When it came to finding love in New York, Amber Soletti, a 42-year-old who lives in the West Village, had no luck dating older guys or men her own age. While they were “well-established and articulate,” she wasn’t physically attracted to them and found they had too many issues.
So, six years ago, she started dating studs in their 20s and 30s — and she hasn’t looked back.
“Younger guys tend to be more active, have less baggage,” says Soletti, an event planner who regularly hosts dating mixers. “You’re less likely to date a younger guy who’s been divorced, has children or has sexual-performance issues.”
In 2011, she met Juan Cabrera, now 34, at one of her mixers and soon fell in love. The happy couple got engaged in March.
“Millennial men are career-focused and want to travel with successful women and conquer the world together,” says Soletti, who notes she’s seen an uptick of established women signing up specifically to meet younger bucks at her speed-dating events.
Such May-December couplings are no longer seen as relationship outliers — or indicative of deep-seated mommy issues. New French president Emmanuel Macron, 39, has a wife, Brigitte, who is 24 years his senior, while supermodel Heidi Klum, 43, has been dating art dealer Vito Schnabel, 30, for more than three years. Actress Gabrielle Union, 44, and her husband, Chicago Bulls player Dwyane Wade, 35, are often lauded as a power couple.
Experts say the dynamic makes sense.
“Older successful men are used to being in control of a woman, and that doesn’t sit well with modern women,” says Susan Winter, co-author of the book, “Older Women, Younger Men: New Options for Love and Romance.” “Younger men have grown up with working women and have worked for female bosses, so they’re more likely to treat women equally.”
Some in these relationships agree.
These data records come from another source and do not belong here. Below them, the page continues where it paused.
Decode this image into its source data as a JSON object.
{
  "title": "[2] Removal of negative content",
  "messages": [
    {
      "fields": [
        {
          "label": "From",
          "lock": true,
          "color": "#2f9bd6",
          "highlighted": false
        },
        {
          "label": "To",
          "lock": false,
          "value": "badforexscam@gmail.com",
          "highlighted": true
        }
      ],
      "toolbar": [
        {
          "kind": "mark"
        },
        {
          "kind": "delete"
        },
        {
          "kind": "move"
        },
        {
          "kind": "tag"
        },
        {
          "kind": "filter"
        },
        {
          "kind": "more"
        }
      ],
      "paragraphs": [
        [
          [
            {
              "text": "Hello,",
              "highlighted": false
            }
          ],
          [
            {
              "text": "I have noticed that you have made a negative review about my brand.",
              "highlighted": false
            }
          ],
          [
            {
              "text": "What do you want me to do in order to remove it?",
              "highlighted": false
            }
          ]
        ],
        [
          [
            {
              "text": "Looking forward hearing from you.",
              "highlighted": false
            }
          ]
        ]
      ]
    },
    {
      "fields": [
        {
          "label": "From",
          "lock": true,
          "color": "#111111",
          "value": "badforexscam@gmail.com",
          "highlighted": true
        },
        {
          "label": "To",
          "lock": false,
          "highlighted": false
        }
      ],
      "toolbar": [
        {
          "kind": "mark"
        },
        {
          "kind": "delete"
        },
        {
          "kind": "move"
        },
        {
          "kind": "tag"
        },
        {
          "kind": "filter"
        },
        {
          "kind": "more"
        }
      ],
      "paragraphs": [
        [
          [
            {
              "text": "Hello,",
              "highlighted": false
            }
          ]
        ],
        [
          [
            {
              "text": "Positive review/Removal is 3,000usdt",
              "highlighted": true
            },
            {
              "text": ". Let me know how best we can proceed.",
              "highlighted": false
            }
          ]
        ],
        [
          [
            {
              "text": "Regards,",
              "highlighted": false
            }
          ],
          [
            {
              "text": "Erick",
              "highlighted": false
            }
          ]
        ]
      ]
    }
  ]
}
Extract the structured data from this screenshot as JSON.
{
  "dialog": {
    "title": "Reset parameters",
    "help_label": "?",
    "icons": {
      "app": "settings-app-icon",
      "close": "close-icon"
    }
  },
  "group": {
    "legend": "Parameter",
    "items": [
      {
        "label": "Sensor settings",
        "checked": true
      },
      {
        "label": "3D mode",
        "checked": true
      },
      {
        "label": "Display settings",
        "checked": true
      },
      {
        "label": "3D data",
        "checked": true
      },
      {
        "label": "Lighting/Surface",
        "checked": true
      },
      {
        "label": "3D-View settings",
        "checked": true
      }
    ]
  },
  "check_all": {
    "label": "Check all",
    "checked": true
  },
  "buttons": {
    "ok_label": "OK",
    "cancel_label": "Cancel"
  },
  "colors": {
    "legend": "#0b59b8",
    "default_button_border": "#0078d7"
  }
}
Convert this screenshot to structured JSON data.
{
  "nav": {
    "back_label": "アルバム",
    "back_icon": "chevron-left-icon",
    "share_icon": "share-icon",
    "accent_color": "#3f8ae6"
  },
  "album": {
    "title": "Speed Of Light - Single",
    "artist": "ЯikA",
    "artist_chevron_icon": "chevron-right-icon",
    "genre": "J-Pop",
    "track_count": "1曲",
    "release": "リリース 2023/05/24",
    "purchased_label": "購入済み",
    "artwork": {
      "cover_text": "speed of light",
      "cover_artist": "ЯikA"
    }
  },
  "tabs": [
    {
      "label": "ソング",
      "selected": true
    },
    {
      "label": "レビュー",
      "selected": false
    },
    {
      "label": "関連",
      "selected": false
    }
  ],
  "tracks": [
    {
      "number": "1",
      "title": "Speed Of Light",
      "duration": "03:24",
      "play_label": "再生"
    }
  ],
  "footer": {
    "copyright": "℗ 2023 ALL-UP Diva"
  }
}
“When you’re an ambitious woman, it’s very difficult — you either have to subsume what you wanna do for somebody else, or live with the struggle to fight your partner on top of business survival, and it’s a very unhealthy relationship,” says Nicole Wipp, a 45-year-old attorney and entrepreneur, who found a perfect match in her husband, Marcus Sutherland, a 33-year-old paramedic. “Dating somebody younger than myself, there’s an acceptance of ambitious women — it’s more normalized.”
They met at the University of Hawaii in November 2002, when she was a law student and he was a sophomore undergraduate. They were introduced by Sutherland’s sister, who was one of Wipp’s law school classmates, at a beachside barbecue.
Wipp was immediately attracted to Sutherland’s youthful energy, which was a far cry from the cynical guys closer to her age.
“Older men tend to become cruel over time, and [Marcus] was so refreshing,” Wipp, who lives in Detroit, tells The Post. “[Younger men] don’t have the weight of the world [on their shoulders] yet.”
But initially, Wipp held off on dating Sutherland because she was wary of the numbers on his driver’s license.
“I wanted children. I really had a mental struggle dating someone younger than me,” she says.
When they began a romantic relationship in 2006, they faced judgment from family and friends.
“There were a lot of the ‘boy toy’ remarks, and I will say it mostly came from men my age — there’s a threatening aspect to a woman dating a younger man,” she says. “Everybody thought this was a little phase, that I was just having a crisis.”
But friends and family came around to accepting the couple after they’d been dating for a year and saw that Sutherland had serious intentions.
In April 2010, they got married at an intimate beachside wedding in Hawaii, and they now have a 6-year-old son, Marek.
“I love that she loves me so much, and that I mean a lot to her,” says Sutherland. “I can tell because she always makes me feel wanted.”
Alan Angal, 36, was attracted to his older fiancée, Jennifer Siegner, 45, for her stability.
Prior to meeting Siegner in 2012, Angal was a tour manager for a music company and had a lifestyle he describes as “sex, drugs and rock ’n’ roll.” He mostly dated party girls in their 20s.
But when he was set up with Siegner by a mutual friend, matchmaker Sameera Sullivan, he says his life turned around.
“It was love at first sight,” Angal says of meeting Siegner, a buxom blonde who was a successful account executive at a graphic-design company at the time. And unlike his previous flings, Siegner wanted a serious relationship and was straightforward about her desires.
“With some women I dated, they wanted to play games, but Jennifer always communicated that she wanted something real,” Angal says. “I always knew where I stood with her.”
Soon after they met, he cleaned up his act and left the entertainment industry. He now works as a personal trainer, and the couple lives in Portland, Ore. They plan on getting married on her family’s farm in August.
“She’s just a unique woman, and there’s nobody like her,” Angal says.
Siegner says they bring out the best in each other.
“Even with the age gap, I’ve never quite met anyone like him,” she says. “Ironically, [this is] the most mature relationship I’ve ever had.